───── Data for analysis ─────

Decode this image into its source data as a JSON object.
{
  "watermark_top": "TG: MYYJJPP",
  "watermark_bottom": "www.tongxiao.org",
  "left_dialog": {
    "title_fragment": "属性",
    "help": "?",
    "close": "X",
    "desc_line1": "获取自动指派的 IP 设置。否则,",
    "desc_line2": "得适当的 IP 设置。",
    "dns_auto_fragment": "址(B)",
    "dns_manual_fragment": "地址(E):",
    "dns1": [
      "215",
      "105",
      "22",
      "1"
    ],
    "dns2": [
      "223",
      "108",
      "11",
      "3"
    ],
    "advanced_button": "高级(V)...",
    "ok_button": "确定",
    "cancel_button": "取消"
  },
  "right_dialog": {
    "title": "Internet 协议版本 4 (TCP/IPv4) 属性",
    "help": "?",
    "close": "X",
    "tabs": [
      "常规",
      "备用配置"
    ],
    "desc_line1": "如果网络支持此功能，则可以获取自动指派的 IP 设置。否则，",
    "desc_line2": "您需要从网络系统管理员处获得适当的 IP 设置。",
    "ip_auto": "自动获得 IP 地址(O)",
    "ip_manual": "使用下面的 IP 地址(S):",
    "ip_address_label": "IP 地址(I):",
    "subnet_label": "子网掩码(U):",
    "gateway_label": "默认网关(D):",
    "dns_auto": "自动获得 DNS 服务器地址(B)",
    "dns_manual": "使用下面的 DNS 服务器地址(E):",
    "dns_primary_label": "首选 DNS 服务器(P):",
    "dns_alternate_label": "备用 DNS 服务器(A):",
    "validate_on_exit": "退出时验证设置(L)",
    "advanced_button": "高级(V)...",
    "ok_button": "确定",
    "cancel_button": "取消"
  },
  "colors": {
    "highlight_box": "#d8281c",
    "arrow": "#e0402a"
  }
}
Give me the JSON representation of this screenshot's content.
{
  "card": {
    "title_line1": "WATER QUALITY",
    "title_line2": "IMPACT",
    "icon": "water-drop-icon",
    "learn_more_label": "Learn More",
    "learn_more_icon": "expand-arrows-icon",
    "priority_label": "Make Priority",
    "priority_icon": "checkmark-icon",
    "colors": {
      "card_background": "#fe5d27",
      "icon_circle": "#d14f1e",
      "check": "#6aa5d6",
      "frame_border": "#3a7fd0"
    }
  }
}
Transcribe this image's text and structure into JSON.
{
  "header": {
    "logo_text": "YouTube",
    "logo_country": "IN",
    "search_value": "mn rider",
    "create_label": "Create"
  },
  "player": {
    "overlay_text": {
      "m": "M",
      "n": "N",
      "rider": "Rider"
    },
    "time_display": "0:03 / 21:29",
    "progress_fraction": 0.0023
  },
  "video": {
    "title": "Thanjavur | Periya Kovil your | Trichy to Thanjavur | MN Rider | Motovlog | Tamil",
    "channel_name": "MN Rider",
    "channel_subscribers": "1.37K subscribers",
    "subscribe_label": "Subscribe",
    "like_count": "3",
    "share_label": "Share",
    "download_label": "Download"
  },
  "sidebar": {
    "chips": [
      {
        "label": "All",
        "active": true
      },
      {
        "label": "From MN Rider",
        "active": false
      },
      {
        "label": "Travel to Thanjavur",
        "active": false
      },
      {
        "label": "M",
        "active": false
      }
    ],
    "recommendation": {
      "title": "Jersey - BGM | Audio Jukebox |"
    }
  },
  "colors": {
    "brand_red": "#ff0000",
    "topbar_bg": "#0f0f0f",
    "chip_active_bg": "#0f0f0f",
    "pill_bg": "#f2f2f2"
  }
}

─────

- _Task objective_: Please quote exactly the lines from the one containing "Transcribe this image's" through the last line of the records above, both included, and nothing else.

- _Response for this exercise_:
Transcribe this image's text and structure into JSON.
{
  "header": {
    "logo_text": "YouTube",
    "logo_country": "IN",
    "search_value": "mn rider",
    "create_label": "Create"
  },
  "player": {
    "overlay_text": {
      "m": "M",
      "n": "N",
      "rider": "Rider"
    },
    "time_display": "0:03 / 21:29",
    "progress_fraction": 0.0023
  },
  "video": {
    "title": "Thanjavur | Periya Kovil your | Trichy to Thanjavur | MN Rider | Motovlog | Tamil",
    "channel_name": "MN Rider",
    "channel_subscribers": "1.37K subscribers",
    "subscribe_label": "Subscribe",
    "like_count": "3",
    "share_label": "Share",
    "download_label": "Download"
  },
  "sidebar": {
    "chips": [
      {
        "label": "All",
        "active": true
      },
      {
        "label": "From MN Rider",
        "active": false
      },
      {
        "label": "Travel to Thanjavur",
        "active": false
      },
      {
        "label": "M",
        "active": false
      }
    ],
    "recommendation": {
      "title": "Jersey - BGM | Audio Jukebox |"
    }
  },
  "colors": {
    "brand_red": "#ff0000",
    "topbar_bg": "#0f0f0f",
    "chip_active_bg": "#0f0f0f",
    "pill_bg": "#f2f2f2"
  }
}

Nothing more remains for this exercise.